» **What is being asked**
Although the entries contain pictures, repeat only their words, exactly as written.

Exercise materials Start Marker

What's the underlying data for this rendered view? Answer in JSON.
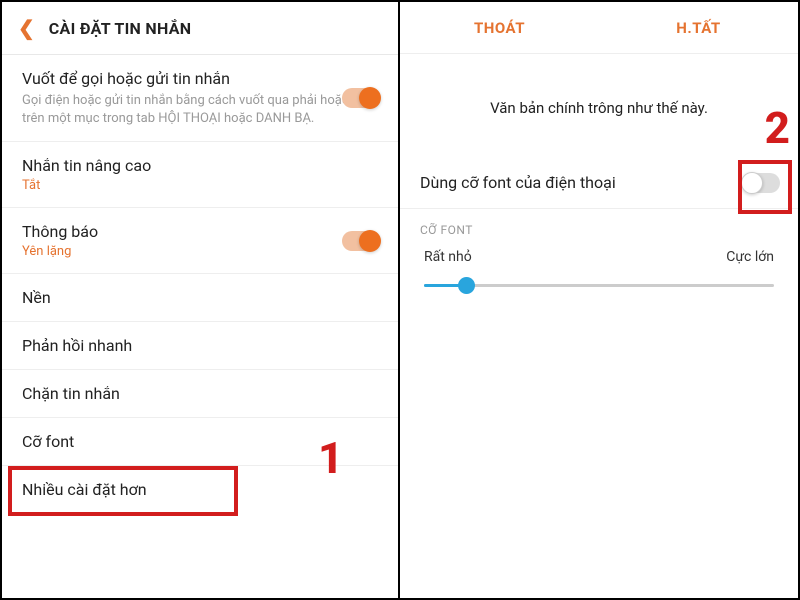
{
  "left": {
    "title": "CÀI ĐẶT TIN NHẮN",
    "swipe": {
      "title": "Vuốt để gọi hoặc gửi tin nhắn",
      "desc": "Gọi điện hoặc gửi tin nhắn bằng cách vuốt qua phải hoặc trái trên một mục trong tab HỘI THOẠI hoặc DANH BẠ."
    },
    "advanced": {
      "title": "Nhắn tin nâng cao",
      "state": "Tắt"
    },
    "notify": {
      "title": "Thông báo",
      "state": "Yên lặng"
    },
    "background": "Nền",
    "quickreply": "Phản hồi nhanh",
    "block": "Chặn tin nhắn",
    "fontsize": "Cỡ font",
    "more": "Nhiều cài đặt hơn",
    "annot": "1"
  },
  "right": {
    "exit": "THOÁT",
    "done": "H.TẤT",
    "preview": "Văn bản chính trông như thế này.",
    "usePhoneFont": "Dùng cỡ font của điện thoại",
    "sectionLabel": "CỠ FONT",
    "small": "Rất nhỏ",
    "large": "Cực lớn",
    "annot": "2"
  }
}
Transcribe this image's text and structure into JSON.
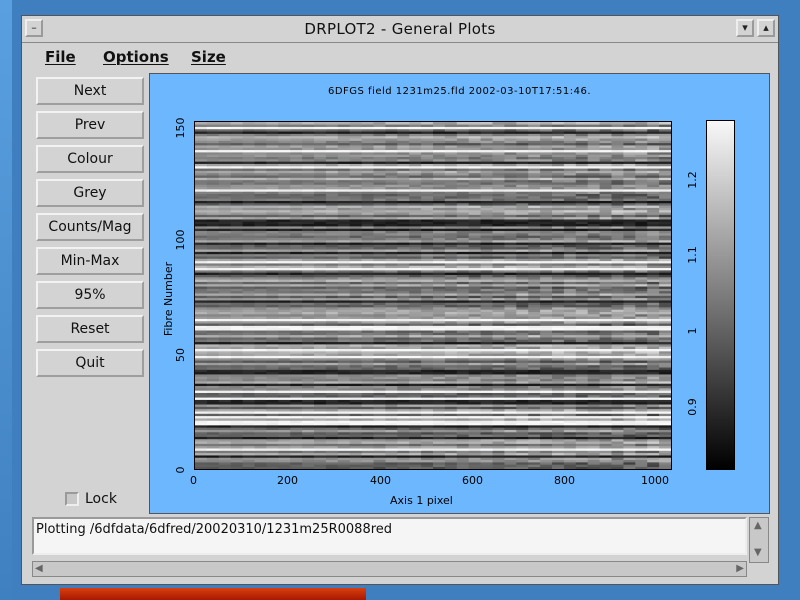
{
  "window": {
    "title": "DRPLOT2 - General Plots"
  },
  "menu": {
    "items": [
      "File",
      "Options",
      "Size"
    ]
  },
  "buttons": [
    "Next",
    "Prev",
    "Colour",
    "Grey",
    "Counts/Mag",
    "Min-Max",
    "95%",
    "Reset",
    "Quit"
  ],
  "lock": {
    "label": "Lock",
    "checked": false
  },
  "plot": {
    "title": "6DFGS field 1231m25.fld 2002-03-10T17:51:46.",
    "xlabel": "Axis 1 pixel",
    "ylabel": "Fibre Number",
    "xticks": [
      "0",
      "200",
      "400",
      "600",
      "800",
      "1000"
    ],
    "yticks": [
      "0",
      "50",
      "100",
      "150"
    ],
    "colorbar_ticks": [
      "0.9",
      "1",
      "1.1",
      "1.2"
    ]
  },
  "chart_data": {
    "type": "heatmap",
    "title": "6DFGS field 1231m25.fld 2002-03-10T17:51:46.",
    "xlabel": "Axis 1 pixel",
    "ylabel": "Fibre Number",
    "xlim": [
      0,
      1030
    ],
    "ylim": [
      0,
      150
    ],
    "xticks": [
      0,
      200,
      400,
      600,
      800,
      1000
    ],
    "yticks": [
      0,
      50,
      100,
      150
    ],
    "colorbar": {
      "range": [
        0.85,
        1.28
      ],
      "ticks": [
        0.9,
        1,
        1.1,
        1.2
      ],
      "colormap": "grey"
    }
  },
  "status": {
    "text": "Plotting /6dfdata/6dfred/20020310/1231m25R0088red"
  },
  "colors": {
    "plot_background": "#6db7ff",
    "window": "#d3d3d3",
    "desktop": "#3f7fc0"
  }
}
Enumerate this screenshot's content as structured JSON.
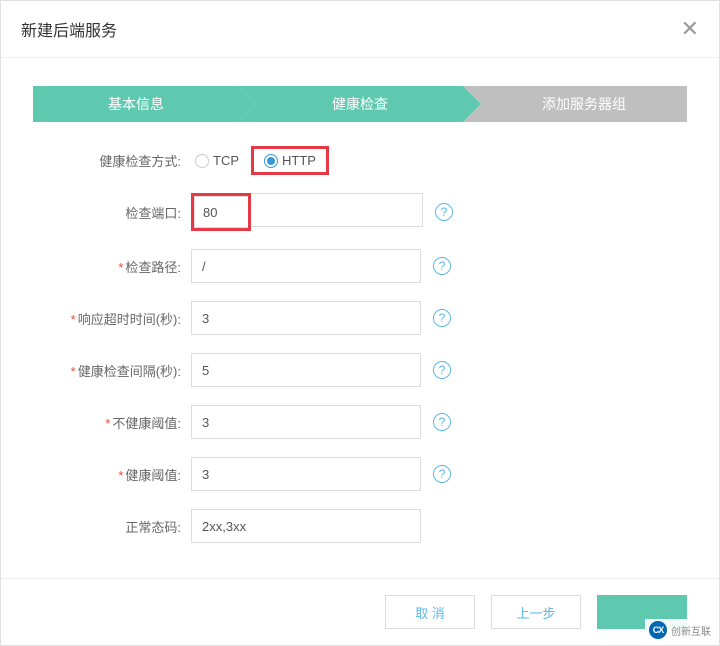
{
  "modal": {
    "title": "新建后端服务"
  },
  "steps": {
    "step1": "基本信息",
    "step2": "健康检查",
    "step3": "添加服务器组"
  },
  "form": {
    "check_method": {
      "label": "健康检查方式:",
      "options": {
        "tcp": "TCP",
        "http": "HTTP"
      }
    },
    "check_port": {
      "label": "检查端口:",
      "value": "80"
    },
    "check_path": {
      "label": "检查路径:",
      "value": "/"
    },
    "response_timeout": {
      "label": "响应超时时间(秒):",
      "value": "3"
    },
    "check_interval": {
      "label": "健康检查间隔(秒):",
      "value": "5"
    },
    "unhealthy_threshold": {
      "label": "不健康阈值:",
      "value": "3"
    },
    "healthy_threshold": {
      "label": "健康阈值:",
      "value": "3"
    },
    "status_code": {
      "label": "正常态码:",
      "value": "2xx,3xx"
    }
  },
  "footer": {
    "cancel": "取 消",
    "prev": "上一步",
    "next": ""
  },
  "watermark": {
    "logo": "CX",
    "text": "创新互联"
  }
}
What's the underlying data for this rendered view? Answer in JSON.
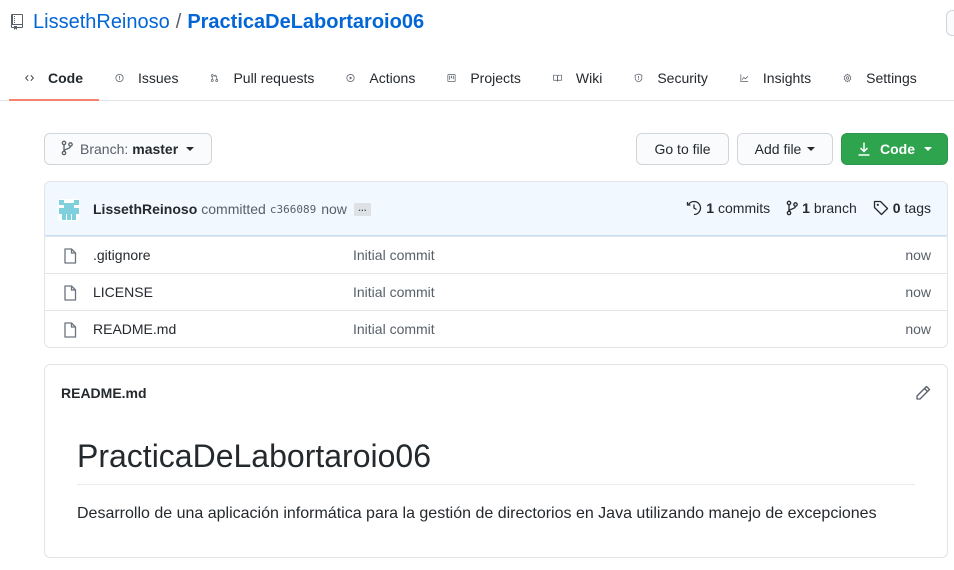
{
  "repo": {
    "owner": "LissethReinoso",
    "separator": "/",
    "name": "PracticaDeLabortaroio06"
  },
  "tabs": [
    {
      "label": "Code",
      "icon": "code-icon",
      "active": true
    },
    {
      "label": "Issues",
      "icon": "issue-icon"
    },
    {
      "label": "Pull requests",
      "icon": "pull-request-icon"
    },
    {
      "label": "Actions",
      "icon": "play-icon"
    },
    {
      "label": "Projects",
      "icon": "project-icon"
    },
    {
      "label": "Wiki",
      "icon": "book-icon"
    },
    {
      "label": "Security",
      "icon": "shield-icon"
    },
    {
      "label": "Insights",
      "icon": "graph-icon"
    },
    {
      "label": "Settings",
      "icon": "gear-icon"
    }
  ],
  "toolbar": {
    "branch_label": "Branch:",
    "branch_value": "master",
    "goto_file": "Go to file",
    "add_file": "Add file",
    "code": "Code"
  },
  "commit": {
    "author": "LissethReinoso",
    "verb": "committed",
    "sha": "c366089",
    "time": "now",
    "ellipsis": "…",
    "commits_count": "1",
    "commits_label": "commits",
    "branch_count": "1",
    "branch_label": "branch",
    "tags_count": "0",
    "tags_label": "tags"
  },
  "files": [
    {
      "name": ".gitignore",
      "message": "Initial commit",
      "age": "now"
    },
    {
      "name": "LICENSE",
      "message": "Initial commit",
      "age": "now"
    },
    {
      "name": "README.md",
      "message": "Initial commit",
      "age": "now"
    }
  ],
  "readme": {
    "filename": "README.md",
    "heading": "PracticaDeLabortaroio06",
    "paragraph": "Desarrollo de una aplicación informática para la gestión de directorios en Java utilizando manejo de excepciones"
  },
  "colors": {
    "link": "#0366d6",
    "primary_button": "#2ea44f",
    "active_tab_underline": "#f9826c",
    "commit_bar_bg": "#f1f8ff"
  }
}
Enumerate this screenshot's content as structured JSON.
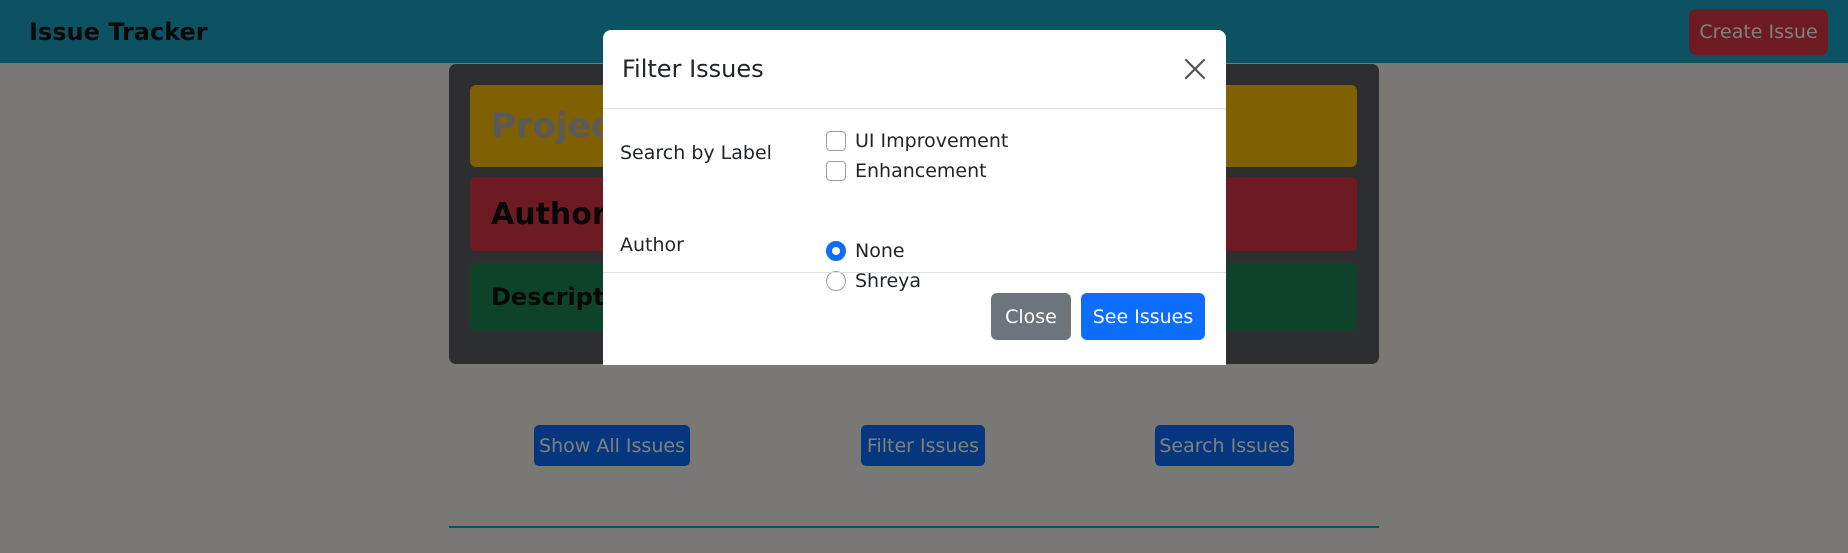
{
  "navbar": {
    "brand": "Issue Tracker",
    "create_button": "Create Issue"
  },
  "issue_card": {
    "project_prefix": "Project",
    "author_prefix": "Author :",
    "description_prefix": "Descriptio"
  },
  "actions": {
    "show_all": "Show All Issues",
    "filter": "Filter Issues",
    "search": "Search Issues"
  },
  "modal": {
    "title": "Filter Issues",
    "label_search": "Search by Label",
    "labels": [
      {
        "text": "UI Improvement",
        "checked": false
      },
      {
        "text": "Enhancement",
        "checked": false
      }
    ],
    "label_author": "Author",
    "authors": [
      {
        "text": "None",
        "checked": true
      },
      {
        "text": "Shreya",
        "checked": false
      }
    ],
    "close_button": "Close",
    "see_button": "See Issues"
  },
  "colors": {
    "navbar": "#1aa5c5",
    "primary": "#0d6efd",
    "danger": "#dc3545",
    "warning": "#ffc107",
    "success": "#198754",
    "secondary": "#6c757d"
  }
}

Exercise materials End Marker

» **Exercise result**
What's the underlying data for this rendered view? Answer in JSON.
{
  "left": {
    "title": "CÀI ĐẶT TIN NHẮN",
    "swipe": {
      "title": "Vuốt để gọi hoặc gửi tin nhắn",
      "desc": "Gọi điện hoặc gửi tin nhắn bằng cách vuốt qua phải hoặc trái trên một mục trong tab HỘI THOẠI hoặc DANH BẠ."
    },
    "advanced": {
      "title": "Nhắn tin nâng cao",
      "state": "Tắt"
    },
    "notify": {
      "title": "Thông báo",
      "state": "Yên lặng"
    },
    "background": "Nền",
    "quickreply": "Phản hồi nhanh",
    "block": "Chặn tin nhắn",
    "fontsize": "Cỡ font",
    "more": "Nhiều cài đặt hơn",
    "annot": "1"
  },
  "right": {
    "exit": "THOÁT",
    "done": "H.TẤT",
    "preview": "Văn bản chính trông như thế này.",
    "usePhoneFont": "Dùng cỡ font của điện thoại",
    "sectionLabel": "CỠ FONT",
    "small": "Rất nhỏ",
    "large": "Cực lớn",
    "annot": "2"
  }
}
Transcribe this image's text and structure into JSON.
{
  "window": {
    "title": "DRPLOT2 - General Plots"
  },
  "menu": {
    "items": [
      "File",
      "Options",
      "Size"
    ]
  },
  "buttons": [
    "Next",
    "Prev",
    "Colour",
    "Grey",
    "Counts/Mag",
    "Min-Max",
    "95%",
    "Reset",
    "Quit"
  ],
  "lock": {
    "label": "Lock",
    "checked": false
  },
  "plot": {
    "title": "6DFGS field 1231m25.fld 2002-03-10T17:51:46.",
    "xlabel": "Axis 1 pixel",
    "ylabel": "Fibre Number",
    "xticks": [
      "0",
      "200",
      "400",
      "600",
      "800",
      "1000"
    ],
    "yticks": [
      "0",
      "50",
      "100",
      "150"
    ],
    "colorbar_ticks": [
      "0.9",
      "1",
      "1.1",
      "1.2"
    ]
  },
  "chart_data": {
    "type": "heatmap",
    "title": "6DFGS field 1231m25.fld 2002-03-10T17:51:46.",
    "xlabel": "Axis 1 pixel",
    "ylabel": "Fibre Number",
    "xlim": [
      0,
      1030
    ],
    "ylim": [
      0,
      150
    ],
    "xticks": [
      0,
      200,
      400,
      600,
      800,
      1000
    ],
    "yticks": [
      0,
      50,
      100,
      150
    ],
    "colorbar": {
      "range": [
        0.85,
        1.28
      ],
      "ticks": [
        0.9,
        1,
        1.1,
        1.2
      ],
      "colormap": "grey"
    }
  },
  "status": {
    "text": "Plotting /6dfdata/6dfred/20020310/1231m25R0088red"
  },
  "colors": {
    "plot_background": "#6db7ff",
    "window": "#d3d3d3",
    "desktop": "#3f7fc0"
  }
}
Enumerate this screenshot's content as structured JSON.
{
  "modal": {
    "title": "新建后端服务"
  },
  "steps": {
    "step1": "基本信息",
    "step2": "健康检查",
    "step3": "添加服务器组"
  },
  "form": {
    "check_method": {
      "label": "健康检查方式:",
      "options": {
        "tcp": "TCP",
        "http": "HTTP"
      }
    },
    "check_port": {
      "label": "检查端口:",
      "value": "80"
    },
    "check_path": {
      "label": "检查路径:",
      "value": "/"
    },
    "response_timeout": {
      "label": "响应超时时间(秒):",
      "value": "3"
    },
    "check_interval": {
      "label": "健康检查间隔(秒):",
      "value": "5"
    },
    "unhealthy_threshold": {
      "label": "不健康阈值:",
      "value": "3"
    },
    "healthy_threshold": {
      "label": "健康阈值:",
      "value": "3"
    },
    "status_code": {
      "label": "正常态码:",
      "value": "2xx,3xx"
    }
  },
  "footer": {
    "cancel": "取 消",
    "prev": "上一步",
    "next": ""
  },
  "watermark": {
    "logo": "CX",
    "text": "创新互联"
  }
}
What's the underlying data for this rendered view? Answer in JSON.
{
  "repo": {
    "owner": "LissethReinoso",
    "separator": "/",
    "name": "PracticaDeLabortaroio06"
  },
  "tabs": [
    {
      "label": "Code",
      "icon": "code-icon",
      "active": true
    },
    {
      "label": "Issues",
      "icon": "issue-icon"
    },
    {
      "label": "Pull requests",
      "icon": "pull-request-icon"
    },
    {
      "label": "Actions",
      "icon": "play-icon"
    },
    {
      "label": "Projects",
      "icon": "project-icon"
    },
    {
      "label": "Wiki",
      "icon": "book-icon"
    },
    {
      "label": "Security",
      "icon": "shield-icon"
    },
    {
      "label": "Insights",
      "icon": "graph-icon"
    },
    {
      "label": "Settings",
      "icon": "gear-icon"
    }
  ],
  "toolbar": {
    "branch_label": "Branch:",
    "branch_value": "master",
    "goto_file": "Go to file",
    "add_file": "Add file",
    "code": "Code"
  },
  "commit": {
    "author": "LissethReinoso",
    "verb": "committed",
    "sha": "c366089",
    "time": "now",
    "ellipsis": "…",
    "commits_count": "1",
    "commits_label": "commits",
    "branch_count": "1",
    "branch_label": "branch",
    "tags_count": "0",
    "tags_label": "tags"
  },
  "files": [
    {
      "name": ".gitignore",
      "message": "Initial commit",
      "age": "now"
    },
    {
      "name": "LICENSE",
      "message": "Initial commit",
      "age": "now"
    },
    {
      "name": "README.md",
      "message": "Initial commit",
      "age": "now"
    }
  ],
  "readme": {
    "filename": "README.md",
    "heading": "PracticaDeLabortaroio06",
    "paragraph": "Desarrollo de una aplicación informática para la gestión de directorios en Java utilizando manejo de excepciones"
  },
  "colors": {
    "link": "#0366d6",
    "primary_button": "#2ea44f",
    "active_tab_underline": "#f9826c",
    "commit_bar_bg": "#f1f8ff"
  }
}
Enumerate this screenshot's content as structured JSON.
{
  "navbar": {
    "brand": "Issue Tracker",
    "create_button": "Create Issue"
  },
  "issue_card": {
    "project_prefix": "Project",
    "author_prefix": "Author :",
    "description_prefix": "Descriptio"
  },
  "actions": {
    "show_all": "Show All Issues",
    "filter": "Filter Issues",
    "search": "Search Issues"
  },
  "modal": {
    "title": "Filter Issues",
    "label_search": "Search by Label",
    "labels": [
      {
        "text": "UI Improvement",
        "checked": false
      },
      {
        "text": "Enhancement",
        "checked": false
      }
    ],
    "label_author": "Author",
    "authors": [
      {
        "text": "None",
        "checked": true
      },
      {
        "text": "Shreya",
        "checked": false
      }
    ],
    "close_button": "Close",
    "see_button": "See Issues"
  },
  "colors": {
    "navbar": "#1aa5c5",
    "primary": "#0d6efd",
    "danger": "#dc3545",
    "warning": "#ffc107",
    "success": "#198754",
    "secondary": "#6c757d"
  }
}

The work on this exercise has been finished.